by Chris Ernesto
Copyright © 2012 TheHuffingtonPost.com, Inc.
published in the Huffington Post 3 May 2012
republished here under the term of “Fair Use”
With the May Day arrests of at least 116 people at Occupy protests around the country, there have now been a minimum of 7,106 Occupy arrestsin 114 cities across the United States since the Occupy movement began in New York on September 17, 2011.
Though the frequency of arrests has slowed in 2012, there have been at least 1,200 people arrested for being involved in Occupy-related events since the start of the year. Large cities such as New York and Washington, D.C. are where the highest concentration of the arrests have taken place, but arrests are occurring all around the country, as evidenced by occupiers being arrested in 22 different cities in the past two months.
“The piling on of Occupy arrests can be seen as a barometer of this government’s intolerance for the First Amendment. Aggressive policing tactics, including frequent gratuitous assaults on protesters and bystanders, are making our parks and streets hostile to the Constitution,” says Heidi Boghosian, director of the National Lawyers Guild and author of the forthcoming book, “Spying on Democracy, Protest and Dissent in the New Era of Government Surveillance.” The National Lawyers Guild monitors Occupy protests and has offered pro-bono legal assistance to thousands of ordinary Americans who have been swept up in arrests.
According to web sites maintained by Occupy movement organizers, many more major actions are being planned for 2012, including protests focusing on US meetings of NATO and the G8. Civil disobedience seems to be a continued aspect of Occupy strategy.

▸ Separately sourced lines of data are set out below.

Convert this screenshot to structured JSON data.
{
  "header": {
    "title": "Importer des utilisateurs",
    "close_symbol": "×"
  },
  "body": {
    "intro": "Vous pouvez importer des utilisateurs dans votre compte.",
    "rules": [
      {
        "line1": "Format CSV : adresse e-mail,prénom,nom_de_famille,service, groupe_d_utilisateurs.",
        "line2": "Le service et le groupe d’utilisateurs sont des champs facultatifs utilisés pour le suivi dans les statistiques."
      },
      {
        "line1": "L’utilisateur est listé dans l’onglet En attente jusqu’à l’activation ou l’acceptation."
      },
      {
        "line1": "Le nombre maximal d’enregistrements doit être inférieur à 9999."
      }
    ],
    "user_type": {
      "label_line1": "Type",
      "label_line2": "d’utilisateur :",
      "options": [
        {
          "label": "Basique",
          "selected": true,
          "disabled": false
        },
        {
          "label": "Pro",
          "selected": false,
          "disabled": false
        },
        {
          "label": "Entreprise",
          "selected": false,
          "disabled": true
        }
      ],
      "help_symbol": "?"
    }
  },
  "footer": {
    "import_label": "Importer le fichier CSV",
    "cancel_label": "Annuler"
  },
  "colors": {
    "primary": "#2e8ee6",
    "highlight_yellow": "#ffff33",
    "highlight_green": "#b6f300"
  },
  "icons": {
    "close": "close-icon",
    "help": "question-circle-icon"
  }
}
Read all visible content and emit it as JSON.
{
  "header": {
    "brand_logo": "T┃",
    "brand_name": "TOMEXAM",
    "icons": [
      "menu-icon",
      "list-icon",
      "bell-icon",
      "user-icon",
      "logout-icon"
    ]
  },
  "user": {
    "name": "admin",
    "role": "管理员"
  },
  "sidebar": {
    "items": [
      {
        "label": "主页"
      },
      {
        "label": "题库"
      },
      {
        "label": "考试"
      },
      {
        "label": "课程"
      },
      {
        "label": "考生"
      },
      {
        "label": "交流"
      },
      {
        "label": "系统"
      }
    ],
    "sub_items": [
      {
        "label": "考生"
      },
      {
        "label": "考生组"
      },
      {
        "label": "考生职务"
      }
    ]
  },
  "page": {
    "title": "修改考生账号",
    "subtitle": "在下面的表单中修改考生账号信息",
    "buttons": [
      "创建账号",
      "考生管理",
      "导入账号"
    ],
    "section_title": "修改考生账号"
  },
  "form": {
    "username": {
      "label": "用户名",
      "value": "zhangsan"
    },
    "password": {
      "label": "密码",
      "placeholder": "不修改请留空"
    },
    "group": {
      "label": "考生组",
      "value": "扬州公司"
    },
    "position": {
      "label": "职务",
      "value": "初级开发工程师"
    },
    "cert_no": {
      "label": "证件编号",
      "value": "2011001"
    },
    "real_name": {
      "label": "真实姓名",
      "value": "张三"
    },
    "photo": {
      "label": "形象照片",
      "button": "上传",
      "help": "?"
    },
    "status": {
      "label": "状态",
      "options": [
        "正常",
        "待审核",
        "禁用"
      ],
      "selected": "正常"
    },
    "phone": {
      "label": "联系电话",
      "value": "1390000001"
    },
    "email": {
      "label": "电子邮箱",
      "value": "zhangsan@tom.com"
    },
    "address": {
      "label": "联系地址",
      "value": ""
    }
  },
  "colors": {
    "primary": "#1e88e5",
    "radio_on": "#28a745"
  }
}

Despite use of mass arrests, pepper spray, stun grenades, many Americans report being inspired, not deterred from the experience of being arrested while participating in Occupy actions. “Civil disobedience plays a key role throughout U.S. history; the colonists disobeyed the Crown, the abolitionists disobeyed enslavers, the Black Freedom movement resisted segregation. Today, we look at our arrests the way Henry David Thoreau looked at his. When his friend Ralph Waldo Emerson walked by and saw him in jail for protesting the US War against Mexico, Emerson asked, “Henry, what are you doing in there?” Thoreau answered, “Ralph, what are you doing out there?’ Once you become aware of the indignity, predation, and violence being perpetrated by the US political, economic, and surveillance system against peopel and communities here, how can you not speak out, organize and disobey, as did Thoreau and Frederick Douglass and Martin Luther King?” asks Greg Ruggiero, a publisher and parent who was arrested with 700 others on the Brooklyn Bridge on October 1, 2011, during an Occupy march, and whose experience motivated him to begin a publishing project, Zuccotti Park Press, to defend and advance Free Speech from encroachment by corporations and government.
“The United States has the highest incarceration rate in the world, so it’s not surprising that so many people are being arrested for speaking up, but it is still quite disturbing” according to Marianne Huber, spokesperson for St. Pete for Peace.
OccupyArrests.com, a project of St. Pete for Peace, has been tracking these arrests and lists each chronologically, including number arrested, location, a brief description and links to source documentation.
The total number of arrests is conservatively derived, including only those instances in which at least two credible and consistent sources are found. Many additional arrests are often reported.
For more information, please visit http://occupyarrests.com.